#### ACTION ITEM
Every line of the data that includes "analysis" should be copied out.
···
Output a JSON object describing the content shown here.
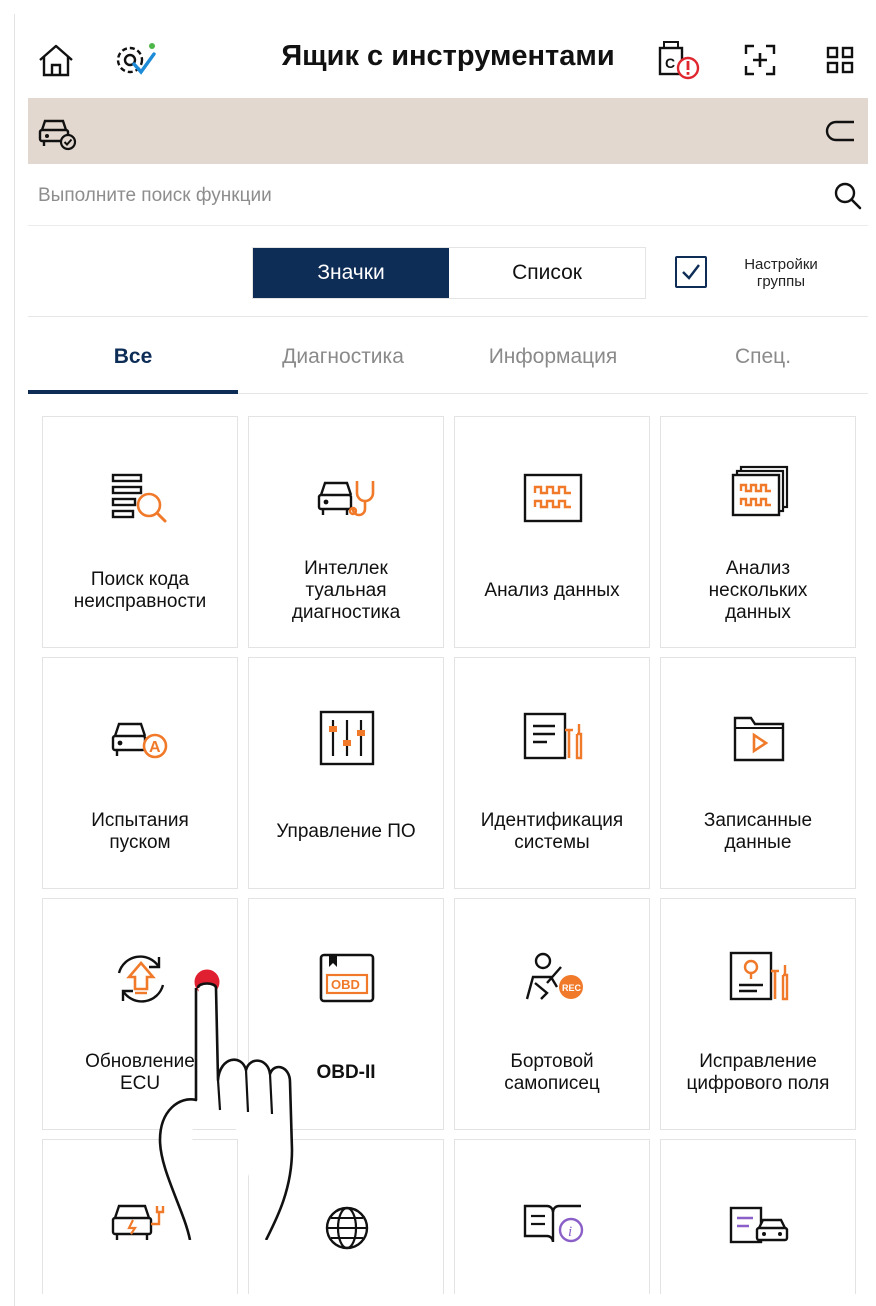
{
  "header": {
    "title": "Ящик с инструментами",
    "icons": [
      "home-icon",
      "settings-check-icon",
      "vci-alert-icon",
      "screenshot-icon",
      "grid-menu-icon"
    ]
  },
  "vehicle_bar": {
    "icons": [
      "vehicle-check-icon",
      "back-arrow-icon"
    ]
  },
  "search": {
    "placeholder": "Выполните поиск функции",
    "value": ""
  },
  "view_toggle": {
    "options": [
      "Значки",
      "Список"
    ],
    "selected": "Значки"
  },
  "group_settings": {
    "label": "Настройки\nгруппы",
    "checked": true
  },
  "tabs": [
    {
      "label": "Все",
      "active": true
    },
    {
      "label": "Диагностика",
      "active": false
    },
    {
      "label": "Информация",
      "active": false
    },
    {
      "label": "Спец.",
      "active": false
    }
  ],
  "tiles": [
    {
      "label": "Поиск кода\nнеисправности",
      "icon": "dtc-search-icon"
    },
    {
      "label": "Интеллек\nтуальная\nдиагностика",
      "icon": "smart-diagnosis-icon"
    },
    {
      "label": "Анализ данных",
      "icon": "data-analysis-icon"
    },
    {
      "label": "Анализ\nнескольких\nданных",
      "icon": "multi-data-analysis-icon"
    },
    {
      "label": "Испытания\nпуском",
      "icon": "actuation-test-icon"
    },
    {
      "label": "Управление ПО",
      "icon": "software-management-icon"
    },
    {
      "label": "Идентификация\nсистемы",
      "icon": "system-identification-icon"
    },
    {
      "label": "Записанные\nданные",
      "icon": "recorded-data-icon"
    },
    {
      "label": "Обновление\nECU",
      "icon": "ecu-update-icon"
    },
    {
      "label": "OBD-II",
      "icon": "obd-icon"
    },
    {
      "label": "Бортовой\nсамописец",
      "icon": "onboard-recorder-icon"
    },
    {
      "label": "Исправление\nцифрового поля",
      "icon": "digital-field-fix-icon"
    },
    {
      "label": "",
      "icon": "ev-car-icon"
    },
    {
      "label": "",
      "icon": "globe-icon"
    },
    {
      "label": "",
      "icon": "info-book-icon"
    },
    {
      "label": "",
      "icon": "vehicle-document-icon"
    }
  ],
  "colors": {
    "navy": "#0d2d57",
    "orange": "#f07a2a",
    "vehicle_bar": "#e2d8cf",
    "touch_dot": "#e02030"
  }
}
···
#### ANSWER SPACE
      "icon": "data-analysis-icon"
      "icon": "multi-data-analysis-icon"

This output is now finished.